“I care,” said Harry. “How do you think I'd feel if this was your funeral ... and it was my fault ...”
She looked away from him, over the lake.
“I never really gave up on you,” she said. “Not really. I always hoped ... Hermione told me to get on with life, maybe go out with some other people, relax a bit
around you, because I never used to be able to talk if you were in the room, remember? And she thought you might take a bit more notice if I was a bit more—myself”
“Smart girl, that Hermione,” said Harry, trying to smile. “I just wish I'd asked you sooner. We could've had ages ... months ... years maybe ...”
“But you've been too busy saving the wizarding world,” said Ginny, half-laughing. “Well ... I can't say I'm surprised. I knew this would happen in the end. I knew
you wouldn't be happy unless you were hunting Voldemort. Maybe that's why I like you so much.”
Harry could not bear to hear these things, nor did he think his resolution would hold if he remained sitting beside her. Ron, he saw, was now holding Hermione and
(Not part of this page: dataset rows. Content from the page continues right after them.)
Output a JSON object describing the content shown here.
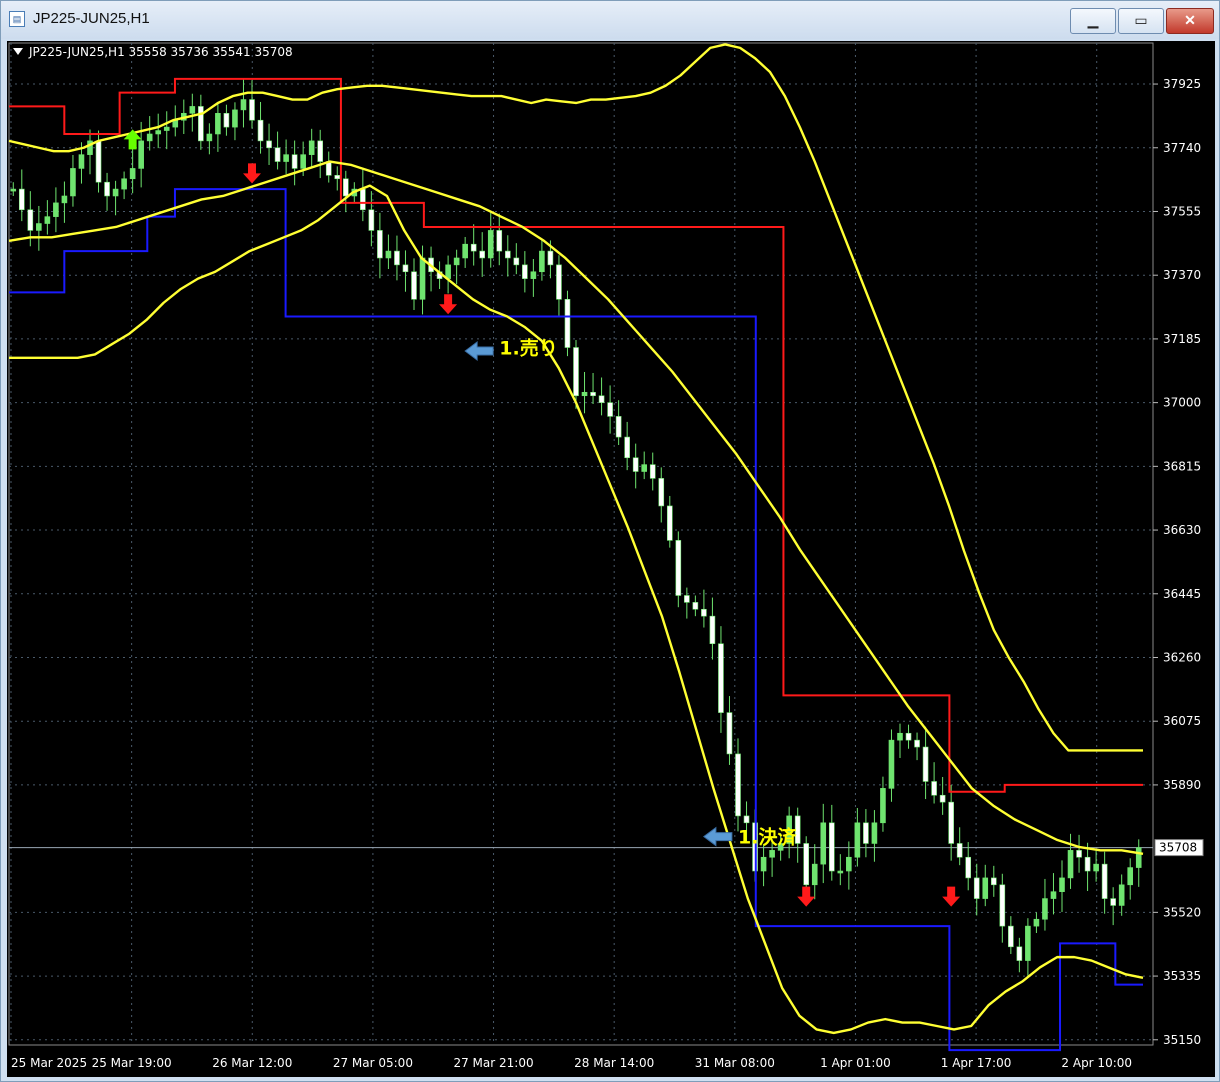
{
  "window": {
    "title": "JP225-JUN25,H1",
    "icon": "chart-window-icon",
    "controls": {
      "minimize": "minimize-icon",
      "maximize": "maximize-icon",
      "close": "close-icon"
    }
  },
  "info_bar": "JP225-JUN25,H1  35558 35736 35541 35708",
  "colors": {
    "background": "#000000",
    "grid": "#4a5a6a",
    "bull": "#6fe46f",
    "bear": "#ffffff",
    "bands": "#ffff33",
    "upper_channel": "#ff1a1a",
    "lower_channel": "#1a1aff",
    "annotation": "#ffff00",
    "entry_arrow": "#5b9bd5",
    "sell_signal": "#ff1a1a",
    "buy_signal": "#66ff00"
  },
  "chart_data": {
    "type": "candlestick",
    "symbol": "JP225-JUN25",
    "timeframe": "H1",
    "last": {
      "open": 35558,
      "high": 35736,
      "low": 35541,
      "close": 35708
    },
    "ylim": [
      35100,
      38050
    ],
    "y_ticks": [
      37925,
      37740,
      37555,
      37370,
      37185,
      37000,
      36815,
      36630,
      36445,
      36260,
      36075,
      35890,
      35708,
      35520,
      35335,
      35150
    ],
    "current_price_label": "35708",
    "x_ticks": [
      "25 Mar 2025",
      "25 Mar 19:00",
      "26 Mar 12:00",
      "27 Mar 05:00",
      "27 Mar 21:00",
      "28 Mar 14:00",
      "31 Mar 08:00",
      "1 Apr 01:00",
      "1 Apr 17:00",
      "2 Apr 10:00"
    ],
    "bar_count": 113,
    "closes": [
      37620,
      37560,
      37500,
      37520,
      37540,
      37580,
      37600,
      37680,
      37720,
      37760,
      37640,
      37600,
      37620,
      37650,
      37680,
      37760,
      37780,
      37790,
      37800,
      37820,
      37840,
      37860,
      37760,
      37780,
      37840,
      37800,
      37850,
      37880,
      37820,
      37760,
      37740,
      37700,
      37720,
      37680,
      37720,
      37760,
      37700,
      37660,
      37650,
      37600,
      37620,
      37560,
      37500,
      37420,
      37440,
      37400,
      37380,
      37300,
      37420,
      37380,
      37360,
      37400,
      37420,
      37460,
      37440,
      37420,
      37500,
      37440,
      37420,
      37400,
      37360,
      37380,
      37440,
      37400,
      37300,
      37160,
      37020,
      37030,
      37020,
      37000,
      36960,
      36900,
      36840,
      36800,
      36820,
      36780,
      36700,
      36600,
      36440,
      36420,
      36400,
      36380,
      36300,
      36100,
      35980,
      35800,
      35780,
      35640,
      35680,
      35700,
      35720,
      35800,
      35720,
      35600,
      35660,
      35780,
      35640,
      35640,
      35680,
      35780,
      35720,
      35780,
      35880,
      36020,
      36040,
      36020,
      36000,
      35900,
      35860,
      35840,
      35720,
      35680,
      35620,
      35560,
      35620,
      35600,
      35480,
      35420,
      35380,
      35480,
      35500,
      35560,
      35580,
      35620,
      35700,
      35680,
      35640,
      35660,
      35560,
      35540,
      35600,
      35650,
      35708
    ],
    "upper_band": [
      37760,
      37750,
      37740,
      37730,
      37730,
      37740,
      37760,
      37770,
      37780,
      37790,
      37800,
      37820,
      37830,
      37840,
      37870,
      37890,
      37900,
      37900,
      37890,
      37880,
      37880,
      37900,
      37910,
      37915,
      37920,
      37920,
      37915,
      37910,
      37905,
      37900,
      37895,
      37890,
      37890,
      37890,
      37880,
      37870,
      37880,
      37875,
      37870,
      37880,
      37880,
      37885,
      37890,
      37900,
      37920,
      37950,
      37990,
      38030,
      38040,
      38030,
      38000,
      37960,
      37890,
      37800,
      37700,
      37590,
      37480,
      37370,
      37260,
      37150,
      37040,
      36930,
      36820,
      36700,
      36570,
      36450,
      36340,
      36260,
      36190,
      36110,
      36040,
      35990,
      35990,
      35990,
      35990,
      35990,
      35990
    ],
    "middle_band": [
      37470,
      37480,
      37480,
      37490,
      37500,
      37510,
      37530,
      37550,
      37570,
      37590,
      37600,
      37620,
      37640,
      37660,
      37680,
      37700,
      37690,
      37670,
      37650,
      37630,
      37610,
      37590,
      37570,
      37540,
      37510,
      37470,
      37420,
      37360,
      37300,
      37230,
      37160,
      37090,
      37010,
      36930,
      36850,
      36760,
      36670,
      36570,
      36480,
      36390,
      36300,
      36210,
      36120,
      36040,
      35960,
      35880,
      35830,
      35790,
      35760,
      35730,
      35710,
      35700,
      35700,
      35690
    ],
    "lower_band": [
      37130,
      37130,
      37130,
      37130,
      37130,
      37140,
      37170,
      37200,
      37240,
      37290,
      37330,
      37360,
      37380,
      37410,
      37440,
      37460,
      37480,
      37500,
      37530,
      37570,
      37610,
      37630,
      37600,
      37500,
      37420,
      37380,
      37340,
      37300,
      37270,
      37250,
      37220,
      37180,
      37100,
      37000,
      36880,
      36760,
      36640,
      36510,
      36380,
      36220,
      36050,
      35880,
      35720,
      35560,
      35430,
      35300,
      35220,
      35180,
      35170,
      35180,
      35200,
      35210,
      35200,
      35200,
      35190,
      35180,
      35190,
      35250,
      35290,
      35320,
      35360,
      35390,
      35390,
      35380,
      35360,
      35340,
      35330
    ],
    "upper_channel": [
      37860,
      37860,
      37780,
      37780,
      37900,
      37900,
      37940,
      37940,
      37940,
      37940,
      37940,
      37940,
      37580,
      37580,
      37580,
      37510,
      37510,
      37510,
      37510,
      37510,
      37510,
      37510,
      37510,
      37510,
      37510,
      37510,
      37510,
      37510,
      36150,
      36150,
      36150,
      36150,
      36150,
      36150,
      35870,
      35870,
      35890,
      35890,
      35890,
      35890,
      35890
    ],
    "lower_channel": [
      37320,
      37320,
      37440,
      37440,
      37440,
      37540,
      37620,
      37620,
      37620,
      37620,
      37250,
      37250,
      37250,
      37250,
      37250,
      37250,
      37250,
      37250,
      37250,
      37250,
      37250,
      37250,
      37250,
      37250,
      37250,
      37250,
      37250,
      35480,
      35480,
      35480,
      35480,
      35480,
      35480,
      35480,
      35120,
      35120,
      35120,
      35120,
      35430,
      35430,
      35310
    ],
    "annotations": [
      {
        "text": "1.売り",
        "bar": 57,
        "price": 37160
      },
      {
        "text": "1.決済",
        "bar": 85,
        "price": 35740
      }
    ],
    "signals": [
      {
        "kind": "buy",
        "bar": 14,
        "price": 37770
      },
      {
        "kind": "sell",
        "bar": 28,
        "price": 37660
      },
      {
        "kind": "sell",
        "bar": 51,
        "price": 37280
      },
      {
        "kind": "sell",
        "bar": 93,
        "price": 35560
      },
      {
        "kind": "sell",
        "bar": 110,
        "price": 35560
      }
    ],
    "entry_arrows": [
      {
        "bar": 53,
        "price": 37150
      },
      {
        "bar": 81,
        "price": 35740
      }
    ],
    "grid": true
  }
}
stroking her hair while she sobbed into his shoulder, tears dripping from the end of his own long nose. With a miserable gesture, Harry got up, turned his back on Ginny
and on Dumbledore's tomb and walked away around the lake. Moving felt much more bearable than sitting still: just as setting out as soon as possible to track down the
Horcruxes and kill Voldemort would feel better than waiting to do it ...
He turned. Rufus Scrimgeour was limping rapidly towards him around the bank, leaning on his walking stick.
“I've been hoping to have a word ... do you mind if I walk a little way with you?”
“No,” said Harry indifferently, and set off again.
“Harry, this was a dreadful tragedy,” said Scrimgeour quietly, “I cannot tell you how appalled I was to hear of it. Dumbledore was a very great wizard. We had our
disagreements, as you know, but no one knows better than I—”
“What do you want?” asked Harry flatly.
Scrimgeour looked annoyed but, as before, hastily modified his expression to one of sorrowful understanding.
“You are, of course, devastated,” he said. “I know that you were very close to Dumbledore. I think you may have been his favourite ever pupil. The bond between the
two of you—”
“What do you want?” Harry repeated, coming to a halt.
Scrimgeour stopped too, leaned on his stick and stared at Harry, his expression shrewd now.
“The word is that you were with him when he left the school the night that he died.”
“Whose word?” said Harry.
“Somebody Stupefied a Death Eater on top of the Tower after Dumbledore died. There were also two broomsticks up there. The Ministry can add two and two, Harry.”
“Glad to hear it,” said Harry. “Well, where I went with Dumbledore and what we did is my business. He didn't want people to know.”
“Such loyalty is admirable, of course,” said Scrimgeour, who seemed to be restraining his irritation with difficulty,” but Dumbledore is gone, Harry. He's gone.”